    2. In October 2017, TDOC implemented a “Secured Management Units (SMU)” step-down program for incarcerated people in restrictive housing due to “disruptive behavior” or who are identified as members of a security threat group (STG). The step-down program is comprised of three four-month phases, with decreased security restrictions upon the completion of each phase. Once all stages are complete, the SMU review board determines whether the individual should be moved out of restrictive housing and into the general population.
    3. In addition to the disciplinary segregation step-down program, TDOC implemented an “extended restrictive housing step-down program” (SDP) for individuals in maximum custody due to administrative segregation or a death sentence. Established in December 2018, this program has 4 phases over 36 weeks and uses both in cell and out-of-cell programming to help incarcerated people transition into the general population. The program includes housing placement review procedures and individualized programs run by mental health, case management, and security staff. Once the program is completed, individuals may safely transition out of restrictive housing into the general population. 

The report advocates for legislative reform to complement these policies, specifically to allow TDOC to “extend earned credits for those who successfully ‘earn’ their way out of segregation through successful completion of the required programming.” This reform in addition to the step-down programs and updated housing placement process will ensure that Tennessee is able to reduce its use of solitary confinement while maintaining safe conditions in its prisons, and will likely result in significant cost savings as well. 

Click here to view the report. 
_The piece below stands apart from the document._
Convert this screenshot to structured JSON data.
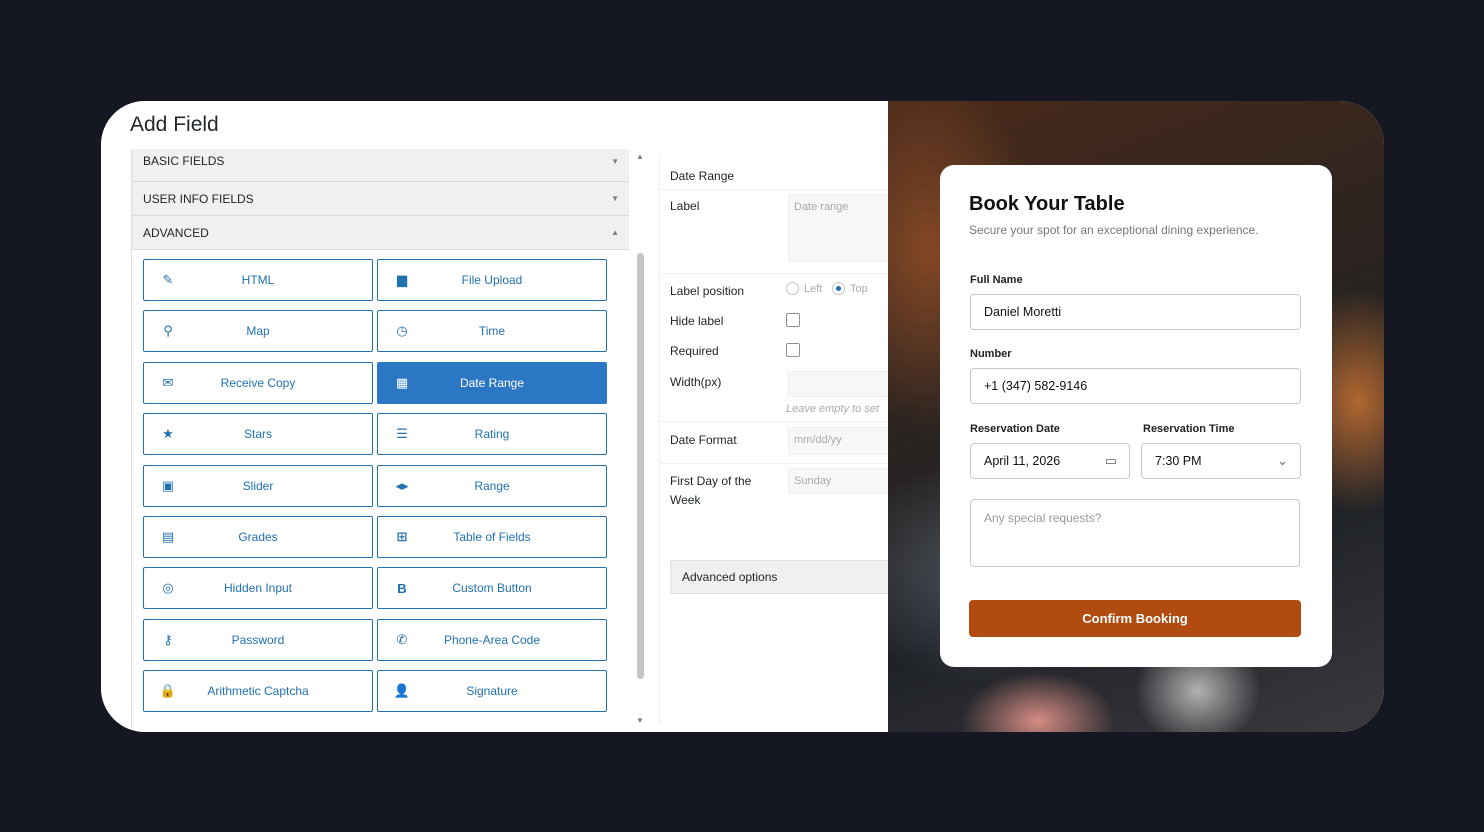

Keywords: Tennessee, reform, legislative reform, step-down program, Tennessee Department of Correction, long-term restrictive housing, Right on Crime, Texas Public Policy Foundation, PolicyPerspective, Center for Effective Justice.